Market structure classifications totally depend on the way price acts. In other words, price action is the basis or fundamental issue that affects the market structure. It describes the product’s fluctuation within a specific timeframe. Besides, it shows how the value of a traded security has changed.

Apart from being a fundamental component of market structure, price action also comes as the technical analysis basis making it possible for traders to explore how the price behaved in the past and how it is going to act in the nearest future.

The best and most reliable way to see all variations of price movement and actions is to have them plotted on the price chart. Different chart patterns are the essential part of technical analysis. You might have already seen some of the most popular types including Japanese candlestick patterns and some more. They all work with the aim of helping traders to realize how the price action can develop or change in real-time. Three major states of price action are to be considered:

  • Bearish – it represents a downward price move along with sellers exceeding buyers.
  • Bullish – it shows the price moving upwards along with buyers who outnumber sellers.
  • Neutral – the price movement can be described as a horizontal line on the chart. It shows that the number of sellers and buyers in the market is equal.

The Bottom Line

The one thing you need to keep in mind is the fact that price action is influenced by the product flow. Price can mow up or down exceeding the supply and demand or it can move neutrally for some time. No matter what happens, price action is the main thing that affects the market structure, which is actually the result of price moving in a specific direction.

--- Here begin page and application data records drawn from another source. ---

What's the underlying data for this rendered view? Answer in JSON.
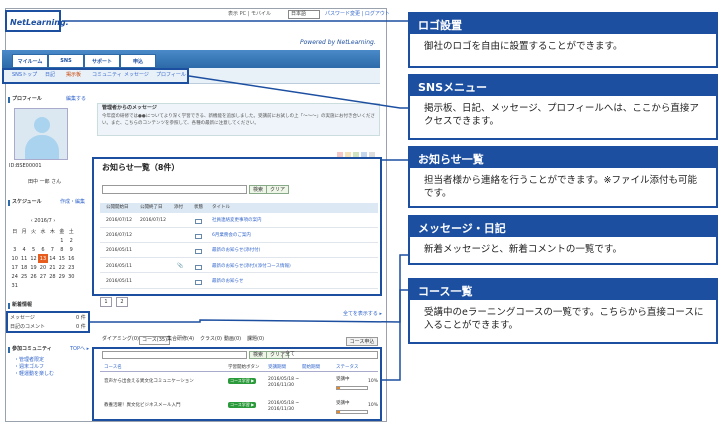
{
  "screen": {
    "logo_text": "NetLearning.",
    "top_links": "表示 PC | モバイル",
    "language": "日本語",
    "top_links_right": "パスワード変更 | ログアウト",
    "powered_by": "Powered by NetLearning.",
    "tabs": [
      {
        "label": "マイルーム"
      },
      {
        "label": "SNS"
      },
      {
        "label": "サポート"
      },
      {
        "label": "申込"
      }
    ],
    "subnav": [
      {
        "label": "SNSトップ"
      },
      {
        "label": "日記"
      },
      {
        "label": "掲示板"
      },
      {
        "label": "コミュニティ"
      },
      {
        "label": "メッセージ"
      },
      {
        "label": "プロフィール"
      }
    ],
    "sidebar": {
      "profile_heading": "プロフィール",
      "profile_edit": "編集する",
      "user_id": "ID:BSE00001",
      "user_name": "田中 一郎 さん",
      "schedule_heading": "スケジュール",
      "schedule_edit": "作成・編集",
      "month_label": "2016/7",
      "weekdays": [
        "日",
        "月",
        "火",
        "水",
        "木",
        "金",
        "土"
      ],
      "weeks": [
        [
          "",
          "",
          "",
          "",
          "",
          "1",
          "2"
        ],
        [
          "3",
          "4",
          "5",
          "6",
          "7",
          "8",
          "9"
        ],
        [
          "10",
          "11",
          "12",
          "13",
          "14",
          "15",
          "16"
        ],
        [
          "17",
          "18",
          "19",
          "20",
          "21",
          "22",
          "23"
        ],
        [
          "24",
          "25",
          "26",
          "27",
          "28",
          "29",
          "30"
        ],
        [
          "31",
          "",
          "",
          "",
          "",
          "",
          ""
        ]
      ],
      "today": "13",
      "new_info_heading": "新着情報",
      "new_message_label": "メッセージ",
      "new_message_count": "0 件",
      "new_comment_label": "日記のコメント",
      "new_comment_count": "0 件",
      "community_heading": "参加コミュニティ",
      "community_more": "TOPへ ▸",
      "community_items": [
        "・管理者限定",
        "・週末ゴルフ",
        "・軽運動を楽しむ"
      ]
    },
    "notice": {
      "title": "管理者からのメッセージ",
      "body": "今年度の研修では●●についてより深く学習できる、新機能を追加しました。受講前にお試しの上「〜〜〜」の実施にお付き合いください。また、こちらのコンテンツを参照して、各種の最新に注意してください。"
    },
    "news": {
      "title": "お知らせ一覧（8件）",
      "search_btn": "検索",
      "clear_btn": "クリア",
      "columns": [
        "公開開始日",
        "公開終了日",
        "添付",
        "状態",
        "タイトル"
      ],
      "rows": [
        {
          "start": "2016/07/12",
          "end": "2016/07/12",
          "title": "社員連絡変更事項の案内",
          "attach": false
        },
        {
          "start": "2016/07/12",
          "end": "",
          "title": "6月業務会のご案内",
          "attach": false
        },
        {
          "start": "2016/05/11",
          "end": "",
          "title": "最新のお知らせ(添付付)",
          "attach": false
        },
        {
          "start": "2016/05/11",
          "end": "",
          "title": "最新のお知らせ(添付)(添付コース情報)",
          "attach": true
        },
        {
          "start": "2016/05/11",
          "end": "",
          "title": "最新のお知らせ",
          "attach": false
        }
      ],
      "pages": [
        "1",
        "2"
      ],
      "more": "全てを表示する ▸"
    },
    "course": {
      "tabs": [
        "ダイアミング(0)",
        "コース(35)",
        "集合研修(4)",
        "クラス(0)",
        "動画(0)",
        "課題(0)"
      ],
      "apply_btn": "コース申込",
      "search_btn": "検索",
      "clear_btn": "クリア",
      "filter": "全て",
      "columns": [
        "コース名",
        "学習開始ボタン",
        "受講期間",
        "開始期間",
        "ステータス"
      ],
      "rows": [
        {
          "name": "音声から出会える異文化コミュニケーション",
          "button": "コース学習 ▶",
          "period": "2016/05/18 ~ 2016/11/30",
          "status": "受講中",
          "progress": "10%"
        },
        {
          "name": "教養活躍！異文化ビジネスメール入門",
          "button": "コース学習 ▶",
          "period": "2016/05/18 ~ 2016/11/30",
          "status": "受講中",
          "progress": "10%"
        }
      ],
      "progress_value": 0.1
    }
  },
  "callouts": [
    {
      "title": "ロゴ設置",
      "desc": "御社のロゴを自由に設置することができます。"
    },
    {
      "title": "SNSメニュー",
      "desc": "掲示板、日記、メッセージ、プロフィールへは、ここから直接アクセスできます。"
    },
    {
      "title": "お知らせ一覧",
      "desc": "担当者様から連絡を行うことができます。※ファイル添付も可能です。"
    },
    {
      "title": "メッセージ・日記",
      "desc": "新着メッセージと、新着コメントの一覧です。"
    },
    {
      "title": "コース一覧",
      "desc": "受講中のeラーニングコースの一覧です。こちらから直接コースに入ることができます。"
    }
  ],
  "colors": {
    "accent": "#1d4fa0",
    "today": "#e65d1e",
    "badge": "#2a9a3a",
    "progress": "#e7892a"
  }
}
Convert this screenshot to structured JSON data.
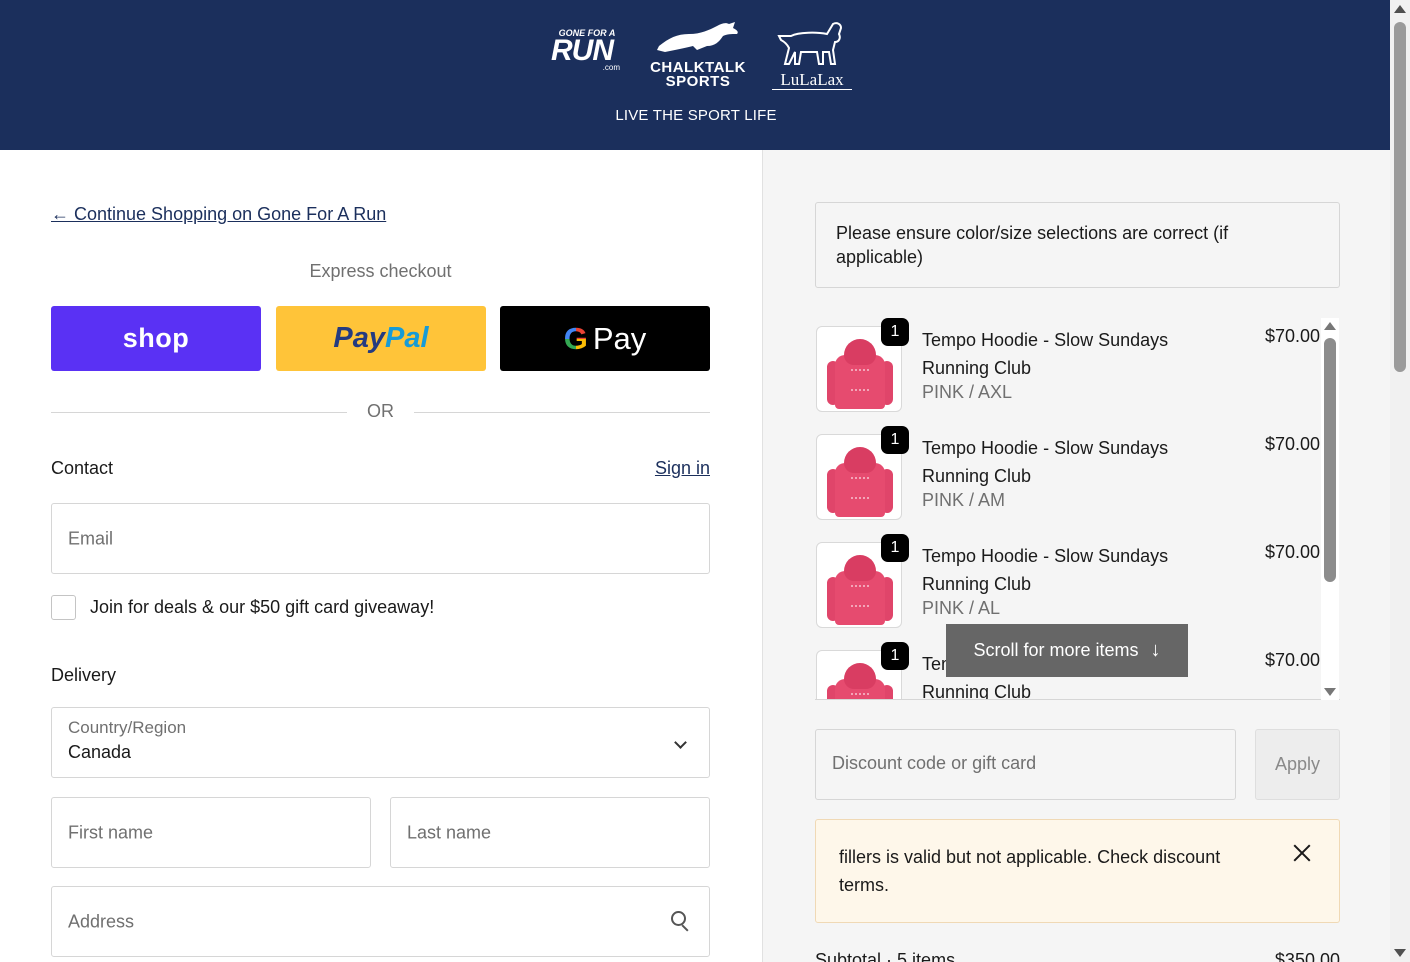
{
  "header": {
    "logos": {
      "gfar_top": "GONE FOR A",
      "gfar_main": "RUN",
      "gfar_com": ".com",
      "chalktalk_line1": "CHALKTALK",
      "chalktalk_line2": "SPORTS",
      "lulalax": "LuLaLax"
    },
    "tagline": "LIVE THE SPORT LIFE",
    "background_color": "#1b2f5c"
  },
  "checkout": {
    "continue_link": "← Continue Shopping on Gone For A Run",
    "express_title": "Express checkout",
    "express_buttons": {
      "shop": "shop",
      "paypal_pay": "Pay",
      "paypal_pal": "Pal",
      "gpay_g": "G",
      "gpay_pay": "Pay"
    },
    "or_label": "OR",
    "contact": {
      "title": "Contact",
      "signin": "Sign in",
      "email_placeholder": "Email",
      "newsletter_label": "Join for deals & our $50 gift card giveaway!",
      "newsletter_checked": false
    },
    "delivery": {
      "title": "Delivery",
      "country_label": "Country/Region",
      "country_value": "Canada",
      "first_name_placeholder": "First name",
      "last_name_placeholder": "Last name",
      "address_placeholder": "Address"
    }
  },
  "summary": {
    "notice": "Please ensure color/size selections are correct (if applicable)",
    "items": [
      {
        "qty": "1",
        "name": "Tempo Hoodie - Slow Sundays Running Club",
        "variant": "PINK / AXL",
        "price": "$70.00"
      },
      {
        "qty": "1",
        "name": "Tempo Hoodie - Slow Sundays Running Club",
        "variant": "PINK / AM",
        "price": "$70.00"
      },
      {
        "qty": "1",
        "name": "Tempo Hoodie - Slow Sundays Running Club",
        "variant": "PINK / AL",
        "price": "$70.00"
      },
      {
        "qty": "1",
        "name": "Tempo Hoodie - Slow Sundays Running Club",
        "variant": "",
        "price": "$70.00"
      }
    ],
    "scroll_more": "Scroll for more items",
    "discount_placeholder": "Discount code or gift card",
    "apply_label": "Apply",
    "alert_message": "fillers is valid but not applicable. Check discount terms.",
    "subtotal_label": "Subtotal · 5 items",
    "subtotal_amount": "$350.00"
  },
  "colors": {
    "shop_pay": "#5a31f4",
    "paypal": "#ffc439",
    "gpay": "#000000",
    "alert_bg": "#fef7ea"
  }
}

This material does not contain and should not be construed as containing investment advice, investment recommendations, an offer of or solicitation for any transactions in financial instruments. Before making any investment decisions, you should seek advice from independent financial advisors to ensure you understand the risks.